The reason why I wanted to visit here was that when I looked at the picture of this church in the guidebook, the front looked round and unique.
But when we went, it was normal.
It was just a guidebook photo taken with a wide -angle lens.
Certainly, the square in front of the church was not very large, and a wide -angle lens was needed to put the entire facade in one photo.
To be honest, I was a little disappointed.
And when we entered, it was just in the middle of the mass.
Mass from noon was called International Mass, and some English were heard.
We were tired of walking, so we decided to sit down and watch the Mass.
According to my husband, Mass’s progress was the same as in Italy.
But on the way, there was a scene where they sang “We are a big family” and danced a bit, which was unique,
This reminded me of the ‘YMCA’ of Village People, but is it unscrupulous?
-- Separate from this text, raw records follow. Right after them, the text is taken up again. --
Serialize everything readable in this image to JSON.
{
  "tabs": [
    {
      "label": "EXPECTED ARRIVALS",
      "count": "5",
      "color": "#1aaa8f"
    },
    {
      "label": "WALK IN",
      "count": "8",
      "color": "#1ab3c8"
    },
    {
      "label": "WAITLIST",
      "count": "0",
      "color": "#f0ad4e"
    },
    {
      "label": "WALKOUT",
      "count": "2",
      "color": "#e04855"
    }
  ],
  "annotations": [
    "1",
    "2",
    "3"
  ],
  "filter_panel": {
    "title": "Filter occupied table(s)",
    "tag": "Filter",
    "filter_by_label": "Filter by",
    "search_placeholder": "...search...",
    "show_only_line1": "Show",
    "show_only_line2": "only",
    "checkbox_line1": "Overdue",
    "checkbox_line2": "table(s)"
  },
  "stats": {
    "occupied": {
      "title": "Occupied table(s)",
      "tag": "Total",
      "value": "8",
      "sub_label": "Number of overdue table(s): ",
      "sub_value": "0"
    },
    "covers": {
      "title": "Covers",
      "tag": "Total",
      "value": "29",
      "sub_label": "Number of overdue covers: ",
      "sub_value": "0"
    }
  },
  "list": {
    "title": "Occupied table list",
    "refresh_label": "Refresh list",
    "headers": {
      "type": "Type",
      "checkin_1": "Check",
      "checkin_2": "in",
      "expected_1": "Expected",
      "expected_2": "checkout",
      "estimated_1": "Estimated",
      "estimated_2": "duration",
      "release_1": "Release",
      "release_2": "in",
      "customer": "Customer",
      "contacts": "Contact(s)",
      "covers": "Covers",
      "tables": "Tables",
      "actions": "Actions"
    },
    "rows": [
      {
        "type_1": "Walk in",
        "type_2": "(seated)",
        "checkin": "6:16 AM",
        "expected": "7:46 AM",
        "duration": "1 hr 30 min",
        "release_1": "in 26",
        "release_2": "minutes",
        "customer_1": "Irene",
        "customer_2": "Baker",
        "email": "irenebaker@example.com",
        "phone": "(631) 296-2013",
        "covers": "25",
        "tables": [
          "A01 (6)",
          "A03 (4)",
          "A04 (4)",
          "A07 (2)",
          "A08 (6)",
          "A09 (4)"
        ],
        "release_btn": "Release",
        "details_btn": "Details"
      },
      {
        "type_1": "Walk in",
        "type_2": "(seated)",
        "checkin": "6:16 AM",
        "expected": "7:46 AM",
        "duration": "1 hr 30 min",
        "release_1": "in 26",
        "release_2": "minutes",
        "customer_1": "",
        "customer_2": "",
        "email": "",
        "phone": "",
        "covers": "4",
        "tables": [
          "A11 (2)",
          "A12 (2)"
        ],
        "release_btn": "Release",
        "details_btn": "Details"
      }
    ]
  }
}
The performance of the pipe organ was very beautiful.
So the priest here has to be able to sing.
As I saw this, Mass was in fact a performance, and the church resembled a theatre.
I have never thought this before.
The performers recite and play the music in front of the audience who sit on the chairs lined up and listen to them gratefully.
Perhaps because of that, it is true that the church is sometimes used for the performance venue.
Now the main part of the Mass was over and the Communion (bread and wine worship) began, so we left there quietly.
Because of the Mass, we couldn’t see every corner of the church, but it was a good experience.
This church was started being built in 1329 and was completed in 1383.
At that time, this place was facing the sea, and apparently parish people such as port workers spent time and worked on construction.
In more recent years, in 1936, when the Spanish Civil War began, there was an arson by anticlerical people and the church continued to burn for 11 days.
After leaving here, we had lunch at a Pintxos restaurant in the neighbourhood.
They had a system that they count the the number of toothpicks stuck in the Pintxos for the bill, similar to conveyer belt sushi restaurants which count the plates of the sushi customers eat.
In fact, I think that there is a similarity between Pintxos and sushi; Pintxos has the ingredients on the bread, while sushi has the ingredient on the rice.
I ate five and my husband ate six Pintxos, and we drank one glass of wine each, and it was an affordable price of about € 35.